[Dataset rows describing interfaces]
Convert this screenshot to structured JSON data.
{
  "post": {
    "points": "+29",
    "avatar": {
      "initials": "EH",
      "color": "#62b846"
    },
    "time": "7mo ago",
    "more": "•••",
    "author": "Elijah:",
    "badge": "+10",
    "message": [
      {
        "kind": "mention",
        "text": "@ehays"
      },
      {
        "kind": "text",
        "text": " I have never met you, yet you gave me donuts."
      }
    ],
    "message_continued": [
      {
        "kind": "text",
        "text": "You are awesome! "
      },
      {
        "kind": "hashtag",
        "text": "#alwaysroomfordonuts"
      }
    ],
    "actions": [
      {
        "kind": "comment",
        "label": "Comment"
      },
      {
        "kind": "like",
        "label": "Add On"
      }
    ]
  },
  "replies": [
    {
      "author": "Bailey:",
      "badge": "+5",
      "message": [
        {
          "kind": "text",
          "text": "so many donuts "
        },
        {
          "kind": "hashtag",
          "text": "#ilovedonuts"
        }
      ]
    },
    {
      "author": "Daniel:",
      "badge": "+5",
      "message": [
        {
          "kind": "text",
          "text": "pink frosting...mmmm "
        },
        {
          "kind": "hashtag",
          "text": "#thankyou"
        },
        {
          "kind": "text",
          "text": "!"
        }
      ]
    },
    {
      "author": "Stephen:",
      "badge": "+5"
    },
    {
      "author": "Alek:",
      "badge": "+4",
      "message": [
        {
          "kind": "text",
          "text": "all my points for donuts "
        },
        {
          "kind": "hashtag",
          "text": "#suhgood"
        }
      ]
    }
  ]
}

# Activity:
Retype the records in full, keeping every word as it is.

# Solution:
Convert this screenshot to structured JSON data.
{
  "post": {
    "points": "+29",
    "avatar": {
      "initials": "EH",
      "color": "#62b846"
    },
    "time": "7mo ago",
    "more": "•••",
    "author": "Elijah:",
    "badge": "+10",
    "message": [
      {
        "kind": "mention",
        "text": "@ehays"
      },
      {
        "kind": "text",
        "text": " I have never met you, yet you gave me donuts."
      }
    ],
    "message_continued": [
      {
        "kind": "text",
        "text": "You are awesome! "
      },
      {
        "kind": "hashtag",
        "text": "#alwaysroomfordonuts"
      }
    ],
    "actions": [
      {
        "kind": "comment",
        "label": "Comment"
      },
      {
        "kind": "like",
        "label": "Add On"
      }
    ]
  },
  "replies": [
    {
      "author": "Bailey:",
      "badge": "+5",
      "message": [
        {
          "kind": "text",
          "text": "so many donuts "
        },
        {
          "kind": "hashtag",
          "text": "#ilovedonuts"
        }
      ]
    },
    {
      "author": "Daniel:",
      "badge": "+5",
      "message": [
        {
          "kind": "text",
          "text": "pink frosting...mmmm "
        },
        {
          "kind": "hashtag",
          "text": "#thankyou"
        },
        {
          "kind": "text",
          "text": "!"
        }
      ]
    },
    {
      "author": "Stephen:",
      "badge": "+5"
    },
    {
      "author": "Alek:",
      "badge": "+4",
      "message": [
        {
          "kind": "text",
          "text": "all my points for donuts "
        },
        {
          "kind": "hashtag",
          "text": "#suhgood"
        }
      ]
    }
  ]
}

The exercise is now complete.